Like Manuel, King also won the 100m race in her discipline. King also won both events in the 2017 world championships and won the 100m in the 2016 Olympics but was denied a shot at a breakthrough in the 200m after being disqualified in the preliminary heats.
Jay Litherland took a surprising silver in the men’s 400m individual medley, in which top American Chase Kalisz failed to qualify two years after setting the championship record in the event. Litherland, a bronze medalist in the 4x200m freestyle relay in 2017, was 3.34 seconds behind Japanese favorite Daiya Seto heading into the freestyle leg but closed to within 0.27 seconds at the finish.
“I can’t explain it,” Litherland said. “That was a fun race.”
In the first final of the evening, South Africa’s Zane Waddell, who swims at the University of Alabama and won an NCAA title this year in the men’s 4x50m medley relay, stunned the Russian and American favorites in a tightly bunched finish in the men’s 50m backstroke.
Waddell finished in 24.43, just ahead of Evgeny Rylov (24.49) and world record-holder Kliment Kolesnikov (24.51).
Murphy (24.53, fourth) won the 100m and 200m backstroke in the 2016 Olympics but has never claimed an individual world title. He took silver and bronze in 2017 and then silver in the 200m backstroke earlier this week.

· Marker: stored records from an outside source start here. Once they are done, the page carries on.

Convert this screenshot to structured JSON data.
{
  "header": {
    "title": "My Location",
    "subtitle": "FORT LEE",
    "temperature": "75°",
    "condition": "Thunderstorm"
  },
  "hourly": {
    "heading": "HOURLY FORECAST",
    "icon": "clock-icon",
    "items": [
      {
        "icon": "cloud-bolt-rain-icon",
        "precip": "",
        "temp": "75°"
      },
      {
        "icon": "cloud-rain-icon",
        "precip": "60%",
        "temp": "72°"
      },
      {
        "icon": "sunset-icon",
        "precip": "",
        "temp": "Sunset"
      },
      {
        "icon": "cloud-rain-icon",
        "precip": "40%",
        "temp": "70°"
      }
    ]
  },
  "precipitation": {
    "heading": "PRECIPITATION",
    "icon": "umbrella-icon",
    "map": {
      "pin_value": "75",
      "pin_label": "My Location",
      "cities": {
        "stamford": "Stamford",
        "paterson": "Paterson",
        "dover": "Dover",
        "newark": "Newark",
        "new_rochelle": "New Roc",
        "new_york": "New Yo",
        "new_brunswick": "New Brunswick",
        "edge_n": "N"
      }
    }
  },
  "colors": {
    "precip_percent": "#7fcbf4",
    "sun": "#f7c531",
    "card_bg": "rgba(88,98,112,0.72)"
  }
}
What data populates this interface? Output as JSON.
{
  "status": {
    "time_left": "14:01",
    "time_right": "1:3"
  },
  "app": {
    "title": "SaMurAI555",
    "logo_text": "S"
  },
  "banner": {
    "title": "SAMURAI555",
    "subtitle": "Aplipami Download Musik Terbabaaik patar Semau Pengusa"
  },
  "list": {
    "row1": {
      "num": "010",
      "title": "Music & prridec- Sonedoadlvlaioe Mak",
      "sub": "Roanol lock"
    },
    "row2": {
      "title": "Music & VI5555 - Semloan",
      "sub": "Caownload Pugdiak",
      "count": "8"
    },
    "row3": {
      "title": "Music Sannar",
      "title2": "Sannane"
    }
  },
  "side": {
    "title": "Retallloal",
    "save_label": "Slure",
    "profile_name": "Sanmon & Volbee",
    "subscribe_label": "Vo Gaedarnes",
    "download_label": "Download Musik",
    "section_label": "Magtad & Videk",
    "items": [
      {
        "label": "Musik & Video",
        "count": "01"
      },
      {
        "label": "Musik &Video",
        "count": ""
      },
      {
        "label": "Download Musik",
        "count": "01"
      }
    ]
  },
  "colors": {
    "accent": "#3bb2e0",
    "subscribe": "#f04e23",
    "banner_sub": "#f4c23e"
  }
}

Michael Andrew (24.58, fifth) has the unusual distinction of qualifying for the final in every 50m race of the week, though he was unable to crack the podium in any final.
“What was nice about not hitting every mark was the motivation it gives me going into Tokyo,” Andrew said.
Germany’s Florian Wellbrock won the men’s 1,500m freestyle in 14:36.54. No U.S. swimmers qualified for the final.
Hungary’s “Iron Lady,” 30-year-old Katinka Hosszu completed a quadruple-double, winning the 400m individual medley title for the fourth straight time after doing the same in the 200m medley earlier in the week. U.S. swimmer Ally McHugh was sixth.
Hosszu also swept the medleys in the 2016 Olympics and won the 400m race back in 2009.
Swimming🏊 – Katinka Hosszú🇭🇺 became the first woman to win 5️⃣ gold medals in a specific event (women's 400m individual medley).
Other swimmers with large medal hauls in the championships included Australia’s Campbell (two individual medals, three from relays) and Ariarne Titmus (three individual, one relay), Russia’s Rylov (three individual, two relay) and Efimova (three individual), Great Britain’s Adam Peaty (two individual, two relay), and Canada’s Kylie Masse and Sydney Pickrem (two individual and one relay each).